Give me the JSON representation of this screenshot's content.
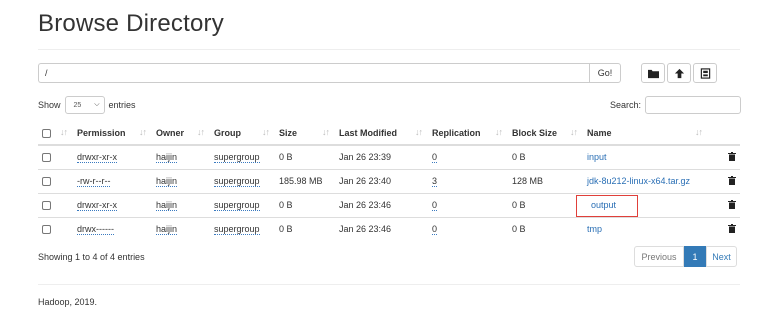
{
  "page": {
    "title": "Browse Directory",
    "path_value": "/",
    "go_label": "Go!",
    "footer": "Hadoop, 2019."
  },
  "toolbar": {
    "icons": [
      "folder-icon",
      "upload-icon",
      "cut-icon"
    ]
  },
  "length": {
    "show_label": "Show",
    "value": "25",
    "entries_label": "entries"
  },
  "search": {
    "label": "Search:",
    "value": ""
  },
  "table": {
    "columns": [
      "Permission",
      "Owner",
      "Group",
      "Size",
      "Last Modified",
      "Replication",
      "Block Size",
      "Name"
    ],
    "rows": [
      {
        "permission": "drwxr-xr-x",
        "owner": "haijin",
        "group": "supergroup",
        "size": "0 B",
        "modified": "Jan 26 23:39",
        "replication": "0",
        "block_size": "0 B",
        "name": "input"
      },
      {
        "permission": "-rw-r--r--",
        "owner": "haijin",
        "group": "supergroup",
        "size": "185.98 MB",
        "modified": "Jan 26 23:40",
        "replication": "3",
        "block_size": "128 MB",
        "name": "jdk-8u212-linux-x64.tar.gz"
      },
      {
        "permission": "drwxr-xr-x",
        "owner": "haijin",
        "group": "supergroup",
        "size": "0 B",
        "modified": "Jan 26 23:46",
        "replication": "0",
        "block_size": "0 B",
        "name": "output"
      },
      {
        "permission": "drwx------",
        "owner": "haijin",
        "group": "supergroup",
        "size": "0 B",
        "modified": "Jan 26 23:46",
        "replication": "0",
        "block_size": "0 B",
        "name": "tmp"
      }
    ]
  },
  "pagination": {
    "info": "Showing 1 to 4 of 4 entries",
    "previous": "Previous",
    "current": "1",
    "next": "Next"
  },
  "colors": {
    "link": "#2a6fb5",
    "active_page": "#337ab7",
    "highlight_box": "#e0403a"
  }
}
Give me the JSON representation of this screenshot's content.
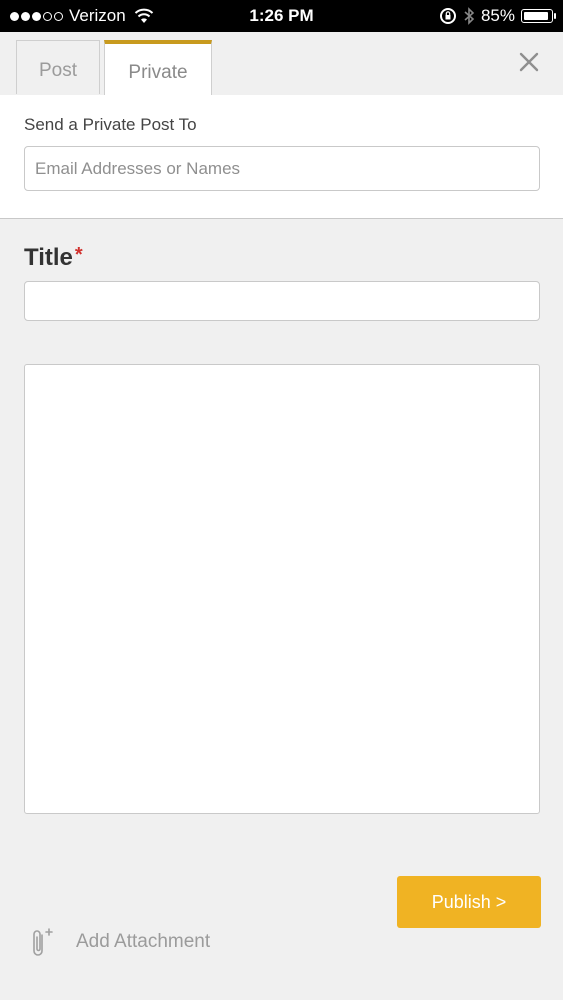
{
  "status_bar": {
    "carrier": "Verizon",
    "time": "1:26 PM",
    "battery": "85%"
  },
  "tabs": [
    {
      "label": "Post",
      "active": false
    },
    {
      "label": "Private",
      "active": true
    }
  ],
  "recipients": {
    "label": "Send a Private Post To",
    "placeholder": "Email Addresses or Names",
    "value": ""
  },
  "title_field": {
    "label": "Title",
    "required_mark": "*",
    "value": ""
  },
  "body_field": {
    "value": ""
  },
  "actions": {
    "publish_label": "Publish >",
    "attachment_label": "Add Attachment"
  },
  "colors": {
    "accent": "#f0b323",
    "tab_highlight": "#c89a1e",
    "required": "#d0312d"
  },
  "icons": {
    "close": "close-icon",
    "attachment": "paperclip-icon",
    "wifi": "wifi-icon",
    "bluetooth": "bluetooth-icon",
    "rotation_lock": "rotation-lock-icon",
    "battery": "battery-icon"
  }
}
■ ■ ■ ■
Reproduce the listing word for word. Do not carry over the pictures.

**Reply to the exercise**
Give me the JSON representation of this screenshot's content.
{
  "page": {
    "title": "Browse Directory",
    "path_value": "/",
    "go_label": "Go!",
    "footer": "Hadoop, 2019."
  },
  "toolbar": {
    "icons": [
      "folder-icon",
      "upload-icon",
      "cut-icon"
    ]
  },
  "length": {
    "show_label": "Show",
    "value": "25",
    "entries_label": "entries"
  },
  "search": {
    "label": "Search:",
    "value": ""
  },
  "table": {
    "columns": [
      "Permission",
      "Owner",
      "Group",
      "Size",
      "Last Modified",
      "Replication",
      "Block Size",
      "Name"
    ],
    "rows": [
      {
        "permission": "drwxr-xr-x",
        "owner": "haijin",
        "group": "supergroup",
        "size": "0 B",
        "modified": "Jan 26 23:39",
        "replication": "0",
        "block_size": "0 B",
        "name": "input"
      },
      {
        "permission": "-rw-r--r--",
        "owner": "haijin",
        "group": "supergroup",
        "size": "185.98 MB",
        "modified": "Jan 26 23:40",
        "replication": "3",
        "block_size": "128 MB",
        "name": "jdk-8u212-linux-x64.tar.gz"
      },
      {
        "permission": "drwxr-xr-x",
        "owner": "haijin",
        "group": "supergroup",
        "size": "0 B",
        "modified": "Jan 26 23:46",
        "replication": "0",
        "block_size": "0 B",
        "name": "output"
      },
      {
        "permission": "drwx------",
        "owner": "haijin",
        "group": "supergroup",
        "size": "0 B",
        "modified": "Jan 26 23:46",
        "replication": "0",
        "block_size": "0 B",
        "name": "tmp"
      }
    ]
  },
  "pagination": {
    "info": "Showing 1 to 4 of 4 entries",
    "previous": "Previous",
    "current": "1",
    "next": "Next"
  },
  "colors": {
    "link": "#2a6fb5",
    "active_page": "#337ab7",
    "highlight_box": "#e0403a"
  }
}
Give me the JSON representation of this screenshot's content.
{
  "status_bar": {
    "carrier": "Verizon",
    "time": "1:26 PM",
    "battery": "85%"
  },
  "tabs": [
    {
      "label": "Post",
      "active": false
    },
    {
      "label": "Private",
      "active": true
    }
  ],
  "recipients": {
    "label": "Send a Private Post To",
    "placeholder": "Email Addresses or Names",
    "value": ""
  },
  "title_field": {
    "label": "Title",
    "required_mark": "*",
    "value": ""
  },
  "body_field": {
    "value": ""
  },
  "actions": {
    "publish_label": "Publish >",
    "attachment_label": "Add Attachment"
  },
  "colors": {
    "accent": "#f0b323",
    "tab_highlight": "#c89a1e",
    "required": "#d0312d"
  },
  "icons": {
    "close": "close-icon",
    "attachment": "paperclip-icon",
    "wifi": "wifi-icon",
    "bluetooth": "bluetooth-icon",
    "rotation_lock": "rotation-lock-icon",
    "battery": "battery-icon"
  }
}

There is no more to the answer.